Excerpted data
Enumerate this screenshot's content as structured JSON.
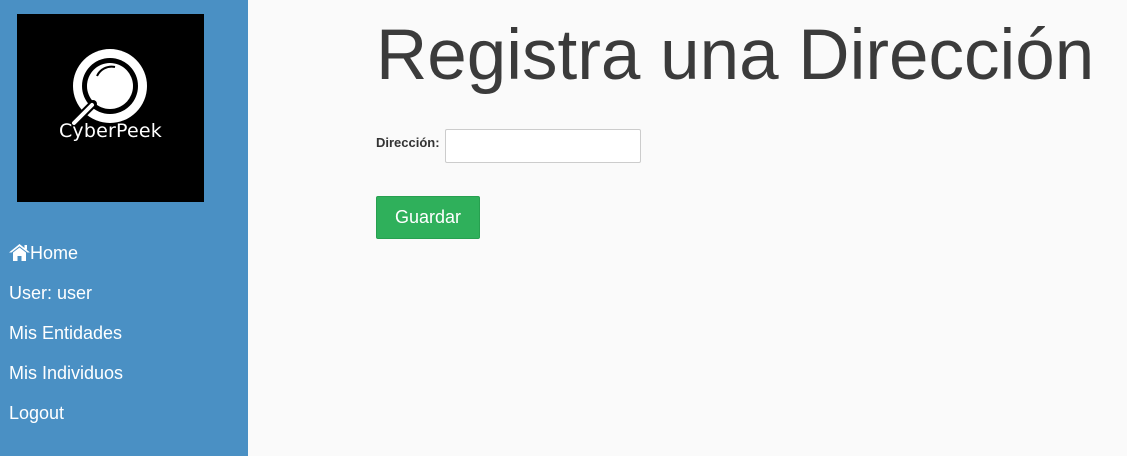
{
  "brand": {
    "name": "CyberPeek",
    "icon": "magnifier-icon"
  },
  "sidebar": {
    "items": [
      {
        "label": "Home",
        "icon": "home-icon"
      },
      {
        "label": "User: user"
      },
      {
        "label": "Mis Entidades"
      },
      {
        "label": "Mis Individuos"
      },
      {
        "label": "Logout"
      }
    ]
  },
  "main": {
    "title": "Registra una Dirección",
    "form": {
      "address_label": "Dirección:",
      "address_value": "",
      "save_label": "Guardar"
    }
  },
  "colors": {
    "sidebar_bg": "#4a90c4",
    "page_bg": "#fafafa",
    "logo_bg": "#000000",
    "button_bg": "#2fb05b",
    "title_text": "#3b3b3b"
  }
}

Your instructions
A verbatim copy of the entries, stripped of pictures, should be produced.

Finished task
Enumerate this screenshot's content as structured JSON.
{
  "brand": {
    "name": "CyberPeek",
    "icon": "magnifier-icon"
  },
  "sidebar": {
    "items": [
      {
        "label": "Home",
        "icon": "home-icon"
      },
      {
        "label": "User: user"
      },
      {
        "label": "Mis Entidades"
      },
      {
        "label": "Mis Individuos"
      },
      {
        "label": "Logout"
      }
    ]
  },
  "main": {
    "title": "Registra una Dirección",
    "form": {
      "address_label": "Dirección:",
      "address_value": "",
      "save_label": "Guardar"
    }
  },
  "colors": {
    "sidebar_bg": "#4a90c4",
    "page_bg": "#fafafa",
    "logo_bg": "#000000",
    "button_bg": "#2fb05b",
    "title_text": "#3b3b3b"
  }
}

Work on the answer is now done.